CLINIC continues to fight against the government’s practice of detaining immigrant mothers and their children. CLINIC, through its work in the CARA Family Detention Pro Bono Project has been especially active in the national fight to eliminate large scale family detention centers. CLINIC and CARA have been leading advocacy efforts to challenge unlawful asylum, detention, and deportation policies of DHS. Such advocacy activities have included submitting a complaint to the DHS Office of Civil Rights and Civil Liberties (CRCL) regarding inadequate language access for indigenous language speakers and filing a letter to high-level DHS officials about glaring due process violations that have occurred since the court order of October 23rd.
From January 2- 4, the Department of Homeland Security (DHS) conducted enforcement actions targeting immigrants who arrived to the United States after January 1, 2014, and had final orders of removal. DHS picked up 121 individuals in local communities in Georgia, North Carolina, and Texas. CLINIC responded to these action by writing a a letter to DHS Secretary Jeh Johnson, condemning the targeting of Central American women and children and urging an end to the practice, putting together a a backgrounder explaining the recent actions and what to do in your community, and, through its partnership with the CARA Family Detention Pro Bono Project, help receive stays of deportation from the Board of Immigration Appeals in twelve cases, affecting thirty-three women and children. CLINIC continues to monitor this issue and will appreciate hearing what is occurring in your community.

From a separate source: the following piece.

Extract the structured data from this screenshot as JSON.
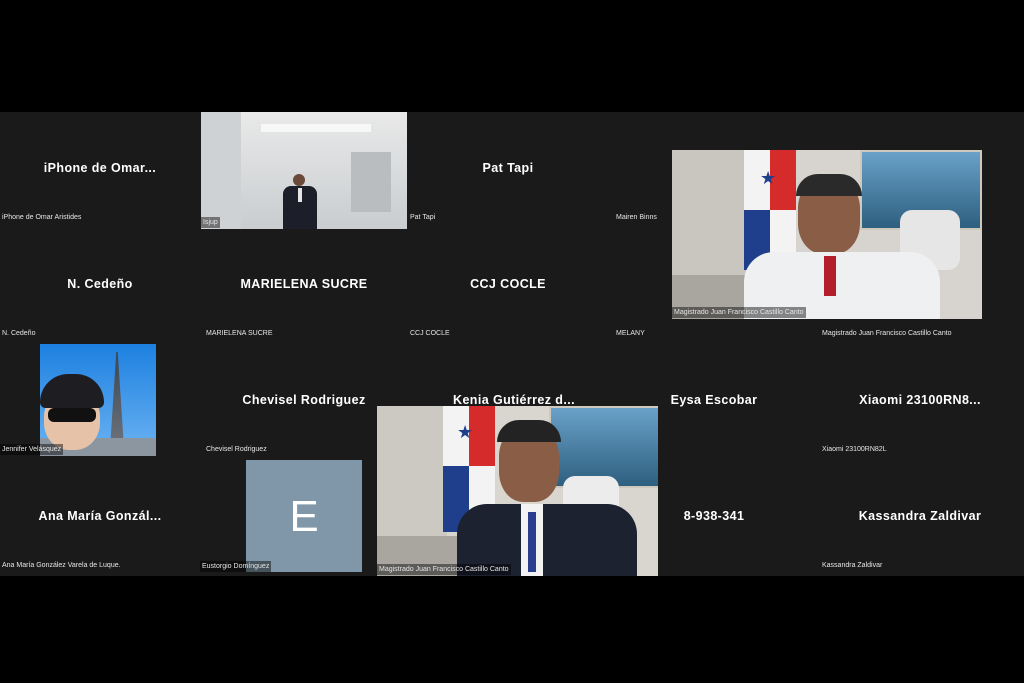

CLINIC advocates for the end of the U.S. policy of detaining families who arrive in the U.S. seeking protection from crime and violence in their home countries. It also participates in the CARA Family Detention Pro Bono Representation and Advocacy Project, working to provide legal representation to these families.
On October 16th, 2015, CLINIC along with more than 140 organizations and individuals, sent a letter to Texas state officials urging them to deny child care licenses to private prison companies operating two family detention camps in South Texas. The letter sent to Texas Governor Greg Abbott and Texas Department of Family and Protective Services Commissioner John Specia argued that the family detention facilities, by their nature, do not foster child welfare.
On July 24, 2015, Judge Dolly Gee of the United States District Court for the Central District of California issued a long-awaited decision applying the Flores Settlement Agreement of 1997 to the minors currently detained in Dilley and Karnes City, Texas, and in Leesport, Pennsylvania.